Requirement:
Count the lines below that contain the word "разделители" and give only the number.

Dataset extract: Begin

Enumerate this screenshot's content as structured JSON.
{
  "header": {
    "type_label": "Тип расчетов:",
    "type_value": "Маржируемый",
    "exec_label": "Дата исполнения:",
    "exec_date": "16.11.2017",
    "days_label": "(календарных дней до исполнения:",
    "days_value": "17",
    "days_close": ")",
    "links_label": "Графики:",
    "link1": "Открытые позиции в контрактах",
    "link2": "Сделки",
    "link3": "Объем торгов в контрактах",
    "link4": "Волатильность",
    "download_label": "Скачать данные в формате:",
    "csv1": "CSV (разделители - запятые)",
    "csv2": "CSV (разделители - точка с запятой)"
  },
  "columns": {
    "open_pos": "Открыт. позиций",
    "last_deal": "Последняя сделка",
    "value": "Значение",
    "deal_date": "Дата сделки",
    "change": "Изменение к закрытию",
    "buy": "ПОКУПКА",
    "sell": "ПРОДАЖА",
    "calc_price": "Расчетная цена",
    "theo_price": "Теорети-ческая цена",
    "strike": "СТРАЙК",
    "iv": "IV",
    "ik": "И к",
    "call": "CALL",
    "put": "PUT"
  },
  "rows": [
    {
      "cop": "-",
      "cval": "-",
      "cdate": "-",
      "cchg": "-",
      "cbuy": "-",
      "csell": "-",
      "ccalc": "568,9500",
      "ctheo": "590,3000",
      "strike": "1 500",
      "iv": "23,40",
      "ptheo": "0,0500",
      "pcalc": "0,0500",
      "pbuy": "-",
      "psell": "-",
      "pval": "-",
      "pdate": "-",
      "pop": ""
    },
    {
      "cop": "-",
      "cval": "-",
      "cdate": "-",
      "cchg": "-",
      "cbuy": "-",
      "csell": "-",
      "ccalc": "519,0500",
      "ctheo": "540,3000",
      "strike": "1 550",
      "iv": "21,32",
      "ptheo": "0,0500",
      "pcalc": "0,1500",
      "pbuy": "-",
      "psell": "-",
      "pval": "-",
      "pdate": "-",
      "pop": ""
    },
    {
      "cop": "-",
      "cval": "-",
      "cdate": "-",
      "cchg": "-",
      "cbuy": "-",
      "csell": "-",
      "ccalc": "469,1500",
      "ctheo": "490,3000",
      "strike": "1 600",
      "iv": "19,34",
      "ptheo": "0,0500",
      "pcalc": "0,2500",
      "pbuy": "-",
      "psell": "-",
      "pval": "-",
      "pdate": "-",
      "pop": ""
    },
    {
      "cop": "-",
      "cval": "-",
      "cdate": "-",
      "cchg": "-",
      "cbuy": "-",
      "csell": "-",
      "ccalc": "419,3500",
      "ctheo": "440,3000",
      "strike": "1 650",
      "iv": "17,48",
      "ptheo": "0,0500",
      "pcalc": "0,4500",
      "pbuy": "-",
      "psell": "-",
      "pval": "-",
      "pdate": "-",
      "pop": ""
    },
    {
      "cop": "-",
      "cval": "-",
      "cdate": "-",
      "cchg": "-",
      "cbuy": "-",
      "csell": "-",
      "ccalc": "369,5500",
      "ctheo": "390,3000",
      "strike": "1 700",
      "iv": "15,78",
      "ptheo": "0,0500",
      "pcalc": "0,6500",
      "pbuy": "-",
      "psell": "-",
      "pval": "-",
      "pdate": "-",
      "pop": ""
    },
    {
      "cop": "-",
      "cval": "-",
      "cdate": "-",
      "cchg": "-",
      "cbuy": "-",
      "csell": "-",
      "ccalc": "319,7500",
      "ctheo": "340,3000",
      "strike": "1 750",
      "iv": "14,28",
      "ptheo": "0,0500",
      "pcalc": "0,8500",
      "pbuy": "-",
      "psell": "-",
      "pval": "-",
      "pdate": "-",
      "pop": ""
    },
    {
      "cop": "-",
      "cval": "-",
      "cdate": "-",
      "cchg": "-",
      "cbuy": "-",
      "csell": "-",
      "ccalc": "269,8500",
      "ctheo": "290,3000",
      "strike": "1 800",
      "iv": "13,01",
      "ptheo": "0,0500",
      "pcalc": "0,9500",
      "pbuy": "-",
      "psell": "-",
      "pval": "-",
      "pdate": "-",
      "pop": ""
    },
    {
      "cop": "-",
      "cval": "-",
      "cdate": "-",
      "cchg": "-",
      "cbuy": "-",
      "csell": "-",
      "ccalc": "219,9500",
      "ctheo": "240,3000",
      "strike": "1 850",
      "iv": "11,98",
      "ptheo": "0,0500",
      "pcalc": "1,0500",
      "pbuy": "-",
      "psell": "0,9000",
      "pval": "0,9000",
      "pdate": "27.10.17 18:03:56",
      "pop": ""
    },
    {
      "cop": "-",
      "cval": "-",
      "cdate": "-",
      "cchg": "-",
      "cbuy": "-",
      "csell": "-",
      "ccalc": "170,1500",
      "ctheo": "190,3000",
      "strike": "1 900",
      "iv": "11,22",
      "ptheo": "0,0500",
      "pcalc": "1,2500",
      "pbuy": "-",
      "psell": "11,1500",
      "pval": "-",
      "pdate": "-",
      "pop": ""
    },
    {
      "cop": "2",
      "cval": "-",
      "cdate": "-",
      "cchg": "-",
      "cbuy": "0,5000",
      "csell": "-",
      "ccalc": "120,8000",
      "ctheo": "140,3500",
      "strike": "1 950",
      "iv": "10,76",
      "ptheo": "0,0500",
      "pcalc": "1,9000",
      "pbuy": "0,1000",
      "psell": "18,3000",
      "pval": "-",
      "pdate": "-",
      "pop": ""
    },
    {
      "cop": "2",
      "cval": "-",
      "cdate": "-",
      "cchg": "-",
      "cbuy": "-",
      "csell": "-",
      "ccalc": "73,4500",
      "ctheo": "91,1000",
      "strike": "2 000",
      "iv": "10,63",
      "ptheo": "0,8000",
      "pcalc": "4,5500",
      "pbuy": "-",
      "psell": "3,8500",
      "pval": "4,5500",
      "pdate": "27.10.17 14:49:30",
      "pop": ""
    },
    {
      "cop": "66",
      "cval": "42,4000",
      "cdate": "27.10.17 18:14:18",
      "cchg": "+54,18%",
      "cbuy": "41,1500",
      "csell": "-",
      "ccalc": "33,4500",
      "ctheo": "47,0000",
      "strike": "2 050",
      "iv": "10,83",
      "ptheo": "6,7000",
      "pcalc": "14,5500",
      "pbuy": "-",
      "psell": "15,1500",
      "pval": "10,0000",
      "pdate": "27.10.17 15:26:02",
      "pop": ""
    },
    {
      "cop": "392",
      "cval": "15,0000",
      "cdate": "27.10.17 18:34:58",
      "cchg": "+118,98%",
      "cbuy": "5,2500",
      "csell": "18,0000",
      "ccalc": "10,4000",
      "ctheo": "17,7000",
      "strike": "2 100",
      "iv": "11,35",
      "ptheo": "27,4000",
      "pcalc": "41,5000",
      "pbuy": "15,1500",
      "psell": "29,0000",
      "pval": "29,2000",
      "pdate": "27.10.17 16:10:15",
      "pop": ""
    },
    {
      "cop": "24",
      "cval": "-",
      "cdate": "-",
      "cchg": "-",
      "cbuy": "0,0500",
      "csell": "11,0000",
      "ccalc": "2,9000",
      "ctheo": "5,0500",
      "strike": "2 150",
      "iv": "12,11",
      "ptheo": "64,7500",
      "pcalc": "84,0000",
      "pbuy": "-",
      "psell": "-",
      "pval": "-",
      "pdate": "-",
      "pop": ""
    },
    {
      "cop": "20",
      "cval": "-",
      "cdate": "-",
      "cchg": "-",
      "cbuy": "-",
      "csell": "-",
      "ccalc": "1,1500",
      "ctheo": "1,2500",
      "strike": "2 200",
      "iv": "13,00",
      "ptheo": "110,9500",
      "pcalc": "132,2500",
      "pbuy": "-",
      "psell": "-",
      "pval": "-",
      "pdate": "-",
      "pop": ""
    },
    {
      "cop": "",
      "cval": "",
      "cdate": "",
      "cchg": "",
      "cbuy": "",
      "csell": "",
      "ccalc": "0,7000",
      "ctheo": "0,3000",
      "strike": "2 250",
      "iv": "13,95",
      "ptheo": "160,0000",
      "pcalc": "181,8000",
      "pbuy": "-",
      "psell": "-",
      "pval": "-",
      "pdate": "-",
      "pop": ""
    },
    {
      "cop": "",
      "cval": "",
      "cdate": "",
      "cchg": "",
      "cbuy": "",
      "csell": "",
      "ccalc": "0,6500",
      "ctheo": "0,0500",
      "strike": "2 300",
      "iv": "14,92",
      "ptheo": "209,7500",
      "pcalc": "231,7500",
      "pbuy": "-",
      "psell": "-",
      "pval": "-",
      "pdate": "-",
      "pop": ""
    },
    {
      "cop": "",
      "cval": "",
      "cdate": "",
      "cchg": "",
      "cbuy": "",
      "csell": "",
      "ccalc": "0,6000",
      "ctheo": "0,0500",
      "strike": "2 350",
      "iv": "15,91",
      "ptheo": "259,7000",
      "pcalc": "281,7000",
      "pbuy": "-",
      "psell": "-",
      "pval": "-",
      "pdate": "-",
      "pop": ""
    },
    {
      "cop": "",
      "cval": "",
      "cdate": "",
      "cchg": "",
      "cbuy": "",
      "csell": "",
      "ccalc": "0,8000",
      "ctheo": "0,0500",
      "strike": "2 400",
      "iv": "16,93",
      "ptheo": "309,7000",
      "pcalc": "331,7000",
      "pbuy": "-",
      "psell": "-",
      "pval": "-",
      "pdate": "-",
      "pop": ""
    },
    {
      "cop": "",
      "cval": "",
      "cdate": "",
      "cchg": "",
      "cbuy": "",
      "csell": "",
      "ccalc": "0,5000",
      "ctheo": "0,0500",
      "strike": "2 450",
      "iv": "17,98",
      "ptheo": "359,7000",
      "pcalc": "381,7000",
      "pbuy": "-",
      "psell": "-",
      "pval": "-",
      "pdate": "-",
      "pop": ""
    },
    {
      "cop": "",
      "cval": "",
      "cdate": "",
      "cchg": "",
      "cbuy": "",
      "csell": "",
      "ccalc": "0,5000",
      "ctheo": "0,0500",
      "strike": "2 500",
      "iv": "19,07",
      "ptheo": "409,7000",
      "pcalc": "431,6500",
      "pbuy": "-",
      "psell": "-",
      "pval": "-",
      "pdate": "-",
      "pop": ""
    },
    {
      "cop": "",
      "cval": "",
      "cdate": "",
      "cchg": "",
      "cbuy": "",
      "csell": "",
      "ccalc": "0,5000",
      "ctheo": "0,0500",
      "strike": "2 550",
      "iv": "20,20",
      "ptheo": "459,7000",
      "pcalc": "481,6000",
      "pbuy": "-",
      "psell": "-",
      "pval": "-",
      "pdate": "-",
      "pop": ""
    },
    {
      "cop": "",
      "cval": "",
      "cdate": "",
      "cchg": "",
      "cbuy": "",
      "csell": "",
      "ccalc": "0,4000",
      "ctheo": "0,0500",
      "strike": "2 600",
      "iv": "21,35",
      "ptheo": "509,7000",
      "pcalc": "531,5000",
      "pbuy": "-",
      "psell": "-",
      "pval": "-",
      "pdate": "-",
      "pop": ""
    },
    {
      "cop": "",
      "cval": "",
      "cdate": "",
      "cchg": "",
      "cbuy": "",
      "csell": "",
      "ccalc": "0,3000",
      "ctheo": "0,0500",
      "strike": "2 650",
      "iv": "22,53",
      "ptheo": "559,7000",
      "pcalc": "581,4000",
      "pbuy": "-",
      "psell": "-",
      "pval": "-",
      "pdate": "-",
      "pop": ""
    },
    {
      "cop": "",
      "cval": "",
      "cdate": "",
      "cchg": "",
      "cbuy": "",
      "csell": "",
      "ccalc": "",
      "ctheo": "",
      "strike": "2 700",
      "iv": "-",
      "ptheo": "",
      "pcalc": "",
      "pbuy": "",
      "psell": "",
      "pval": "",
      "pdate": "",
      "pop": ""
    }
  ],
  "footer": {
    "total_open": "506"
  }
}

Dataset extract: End

Solution to this task:
2